The first recorded peal in the City of Chester was rung in 1873. It is commemorated on a peal board inside the new Addleshaw Tower as follows;

5040 Grandsire Triples
On Saturday Evening March  22nd 1873
The Cathedral Society of Change Ringers
succeeded in ringing a true and complete peal of
Grandsire Triples, consisting of 5040 changes
In 3hrs 29mins. The ringers were stations as follows:

Treble. William Cross
2. Ambrose Bowden
3. William Woods
4. George Cross
5. William Walters
6. Freeman Ball
7. Robert Moulton
Tenor: Joseph Johnson

This whole peal was composed and conducted by Freeman Ball

Chester Cathedral's modern detached tower contains a 1970's Taylors ring of 12, with the tenor weighing 24-3-0.


Chester Cathedral practice on Monday nights and visitors are always most welcome.


St Mary on the hill is a council owned building now, and therefore, ringing is limited to special services. However, visiting bands are welcome, please contact the secretary for more information. The access to the ringing room is interesting in that you have to climb 3 vertical ladders:- something the faint hearted should definitely avoid. T
Across the River Dee is the Handbridge area of Chester which contains Chester's other ring of 8. a one ton Mears and Stainbank ring dating back to the end of the nineteenth century. 

Visitors are welcome to the Wednesday night practice.

Last but not Least is Hoole, a 7cwt ring of 6 on the outskirts of Chester. Practice night is Thursday and visitors are always welcome.

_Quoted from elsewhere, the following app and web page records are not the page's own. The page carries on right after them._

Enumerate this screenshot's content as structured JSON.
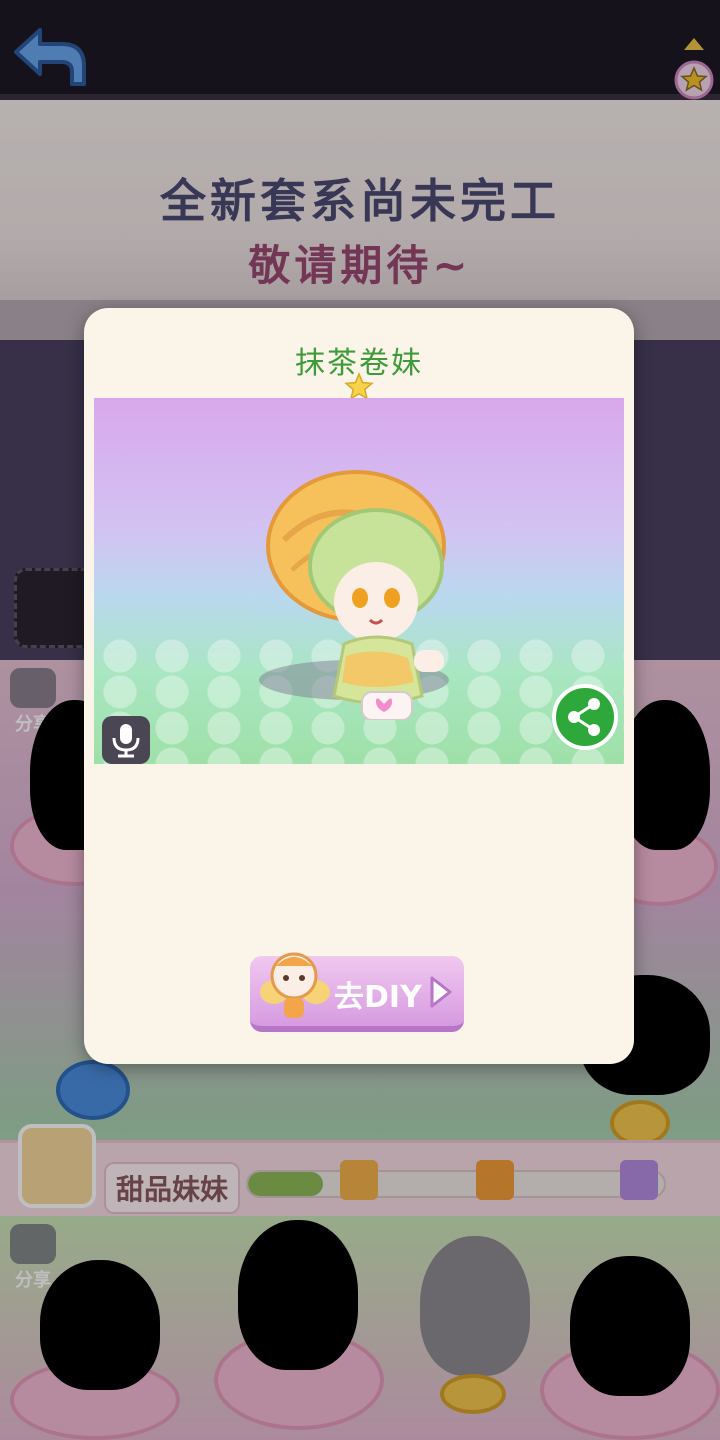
{
  "header": {
    "back_label": "退出"
  },
  "banner": {
    "line1": "全新套系尚未完工",
    "line2": "敬请期待~"
  },
  "gallery": {
    "share_label": "分享",
    "series_name": "甜品妹妹",
    "progress_fraction": 0.18
  },
  "modal": {
    "title": "抹茶卷妹",
    "diy_button_label": "去DIY"
  },
  "colors": {
    "modal_title": "#3f9b3a",
    "diy_button": "#d69be0",
    "share_button": "#2fa83b",
    "back_label": "#4a7fd6"
  },
  "icons": {
    "back": "back-arrow-icon",
    "star": "star-icon",
    "mic": "microphone-icon",
    "share": "share-icon",
    "camera": "camera-icon",
    "gift": "gift-icon",
    "play": "play-arrow-icon"
  }
}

Chester Cathedral; 12 bells,

St Mary on-the-hill; 8 bells,

Hoole, All Saints; 6 bells,

Handbridge; 8 bells,

Chester's Unringables

Chester St Peter, 6 bells, 9 1/4Cwt

Chester St John, 8 bells, 14 Cwt

Chester Holy Trinity, 6 bells, ?

Chester St Michael

Chester is also famous for the rings of bells it has lost, but information about exactly what happened and when is sketchy at best. The Medieval St John's church was Chester's Cathedral from 1075 to 1102, located just outside the city walls, has a chime of 8 bells, but at some point in history, it had a 'ring' of bells. Its tall tower that once dominated the Chester skyline collapsed in 1881. St Peter's Church, located on the crossing, at the very epicentre of Chester, has a ring of 6 bells, but they are in such a state of disrepair, they are considered unringable. St Peter's have not been rung full circle since before the second world war at least. All 6 bells are still in the tower, and all swing freely. Some clappers are missing, and the wheels that remain are rotting away. 200 yards down Watergate St from St Peters is Holy Trinity church. This tower at one point did contain a ring of bells, which may have been stolen, perhaps during the second world war, when many church bells were removed from towers for safety reasons. Finally, St Michael's Church, now a heritage centre, also contained a ring of bells. At one point, probably between 1850 and 1881, there would have been 4 rings of bells that are either not there or not ringable today.

If you have any information regarding the lost rings of Chester, or  if you know anything on this page to be incorrect,  please get in contact the webmaster.

Another Website by Phil Burton